Professor Erika Pérez writes on Verso, the Huntington Library’s blog, about the late 19th Century case of Jessie Marshall v. Jacob Taylor. Taylor, a married San Diego hotel owner, was found liable to Marshall, who was a 16-year-old waitress at the hotel. When the Supreme Court affirmed the $25,000 judgment against Taylor, it described his conduct as: “with force and violence [he] made an indecent assault upon [Marshall], and then and there wickedly seduced, debauched, and carnally knew her, when and whereby she became pregnant with child.” (Marshall v. Taylor (1893) 98 Cal. 55, 56.)
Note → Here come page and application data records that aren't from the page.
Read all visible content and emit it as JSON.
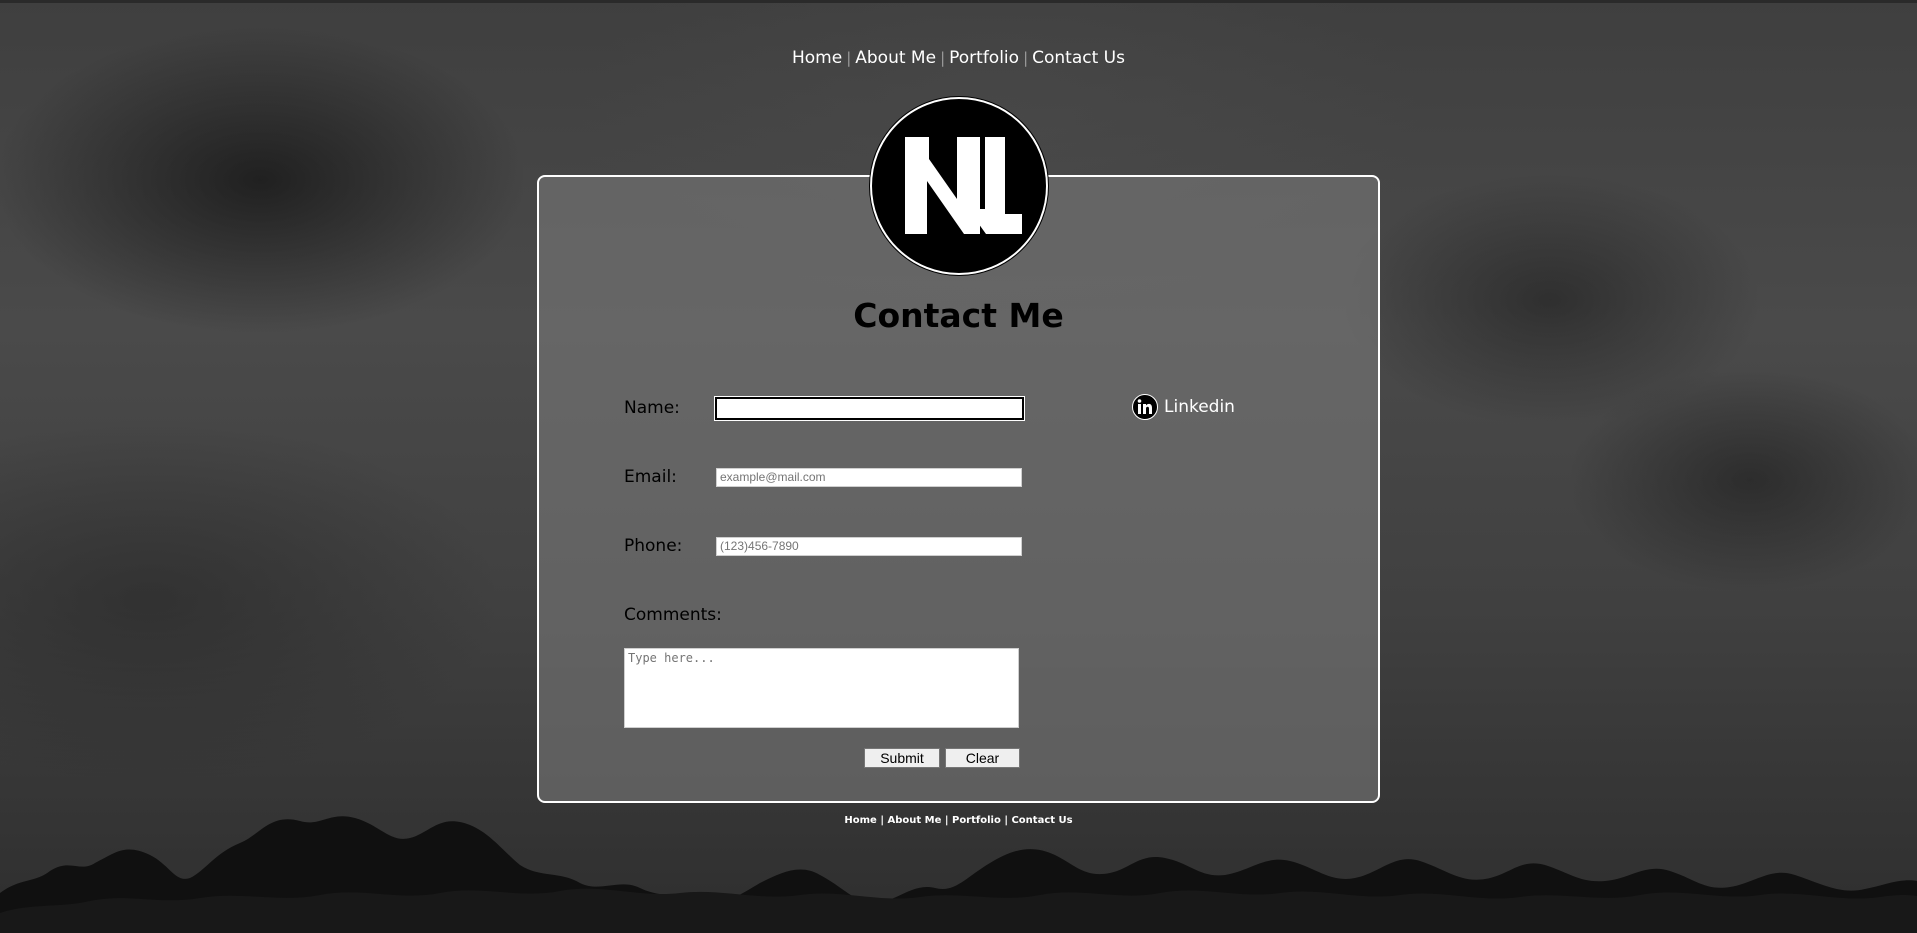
{
  "nav": {
    "items": [
      "Home",
      "About Me",
      "Portfolio",
      "Contact Us"
    ],
    "separator": "|"
  },
  "logo": {
    "text": "NL"
  },
  "page_title": "Contact Me",
  "form": {
    "name_label": "Name:",
    "name_value": "",
    "email_label": "Email:",
    "email_placeholder": "example@mail.com",
    "phone_label": "Phone:",
    "phone_placeholder": "(123)456-7890",
    "comments_label": "Comments:",
    "comments_placeholder": "Type here...",
    "submit_label": "Submit",
    "clear_label": "Clear"
  },
  "social": {
    "linkedin_label": "Linkedin",
    "icon": "linkedin-icon"
  },
  "footer": {
    "items": [
      "Home",
      "About Me",
      "Portfolio",
      "Contact Us"
    ],
    "separator": "|"
  },
  "colors": {
    "card_border": "#ffffff",
    "logo_bg": "#000000",
    "title": "#000000"
  }
}
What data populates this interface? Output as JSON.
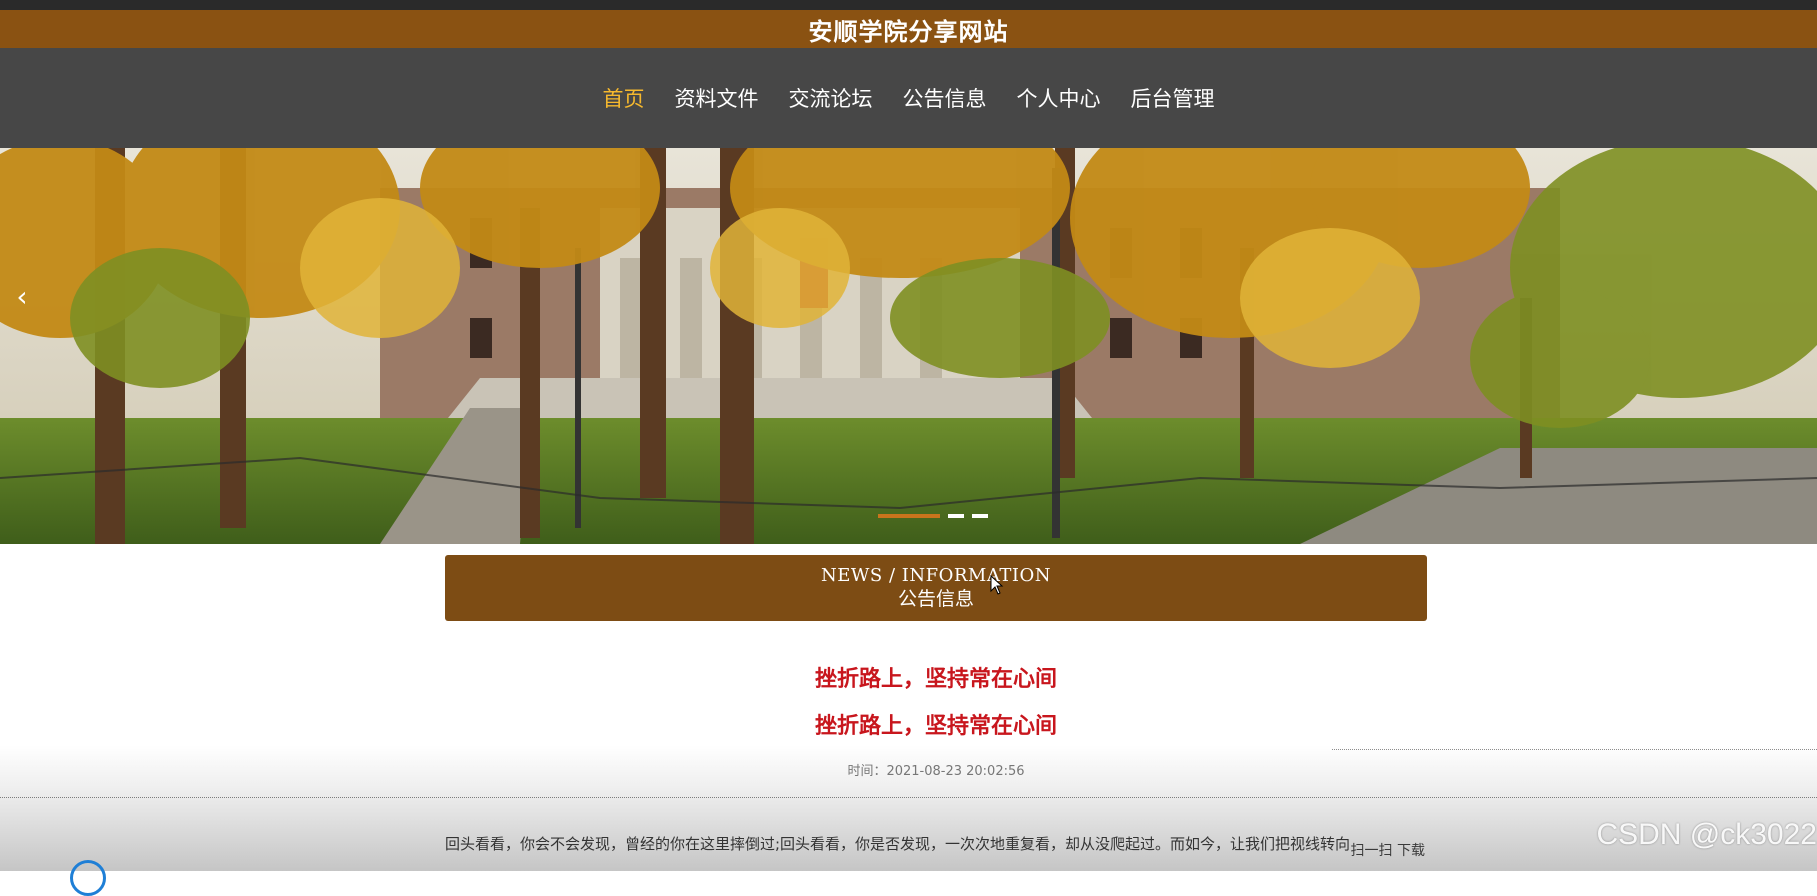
{
  "site": {
    "title": "安顺学院分享网站"
  },
  "nav": {
    "items": [
      {
        "label": "首页",
        "active": true
      },
      {
        "label": "资料文件",
        "active": false
      },
      {
        "label": "交流论坛",
        "active": false
      },
      {
        "label": "公告信息",
        "active": false
      },
      {
        "label": "个人中心",
        "active": false
      },
      {
        "label": "后台管理",
        "active": false
      }
    ]
  },
  "banner": {
    "prev_icon": "chevron-left-icon",
    "prev_glyph": "‹",
    "slide_count": 3,
    "active_slide": 1
  },
  "section": {
    "title_en": "NEWS / INFORMATION",
    "title_zh": "公告信息"
  },
  "article": {
    "title_1": "挫折路上，坚持常在心间",
    "title_2": "挫折路上，坚持常在心间",
    "time": "时间：2021-08-23 20:02:56",
    "body": "回头看看，你会不会发现，曾经的你在这里摔倒过;回头看看，你是否发现，一次次地重复看，却从没爬起过。而如今，让我们把视线转向"
  },
  "side": {
    "text": "扫一扫 下载"
  },
  "watermark": {
    "text": "CSDN @ck3022"
  },
  "colors": {
    "header_bg": "#8a5212",
    "nav_bg": "#474747",
    "nav_active": "#f5b82e",
    "section_bg": "#7d4c14",
    "title_red": "#c8161d"
  }
}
Among other things, the court rejected an excessive-damages argument, saying, “Courts are not disposed to make smooth the ways of the seducer.” (98 Cal. at p. 62.)

Pérez reports, “The Los Angeles Area Court Records, an extensive collection of historical cases that the Los Angeles Superior Court placed on long-term deposit at The Huntington in 1996, offer researchers like me invaluable evidence of everyday contestations over sexuality and gender relations in early California, the blurring of lines between sexual consent and coercion, and abuses of women whose economic survival was at stake.”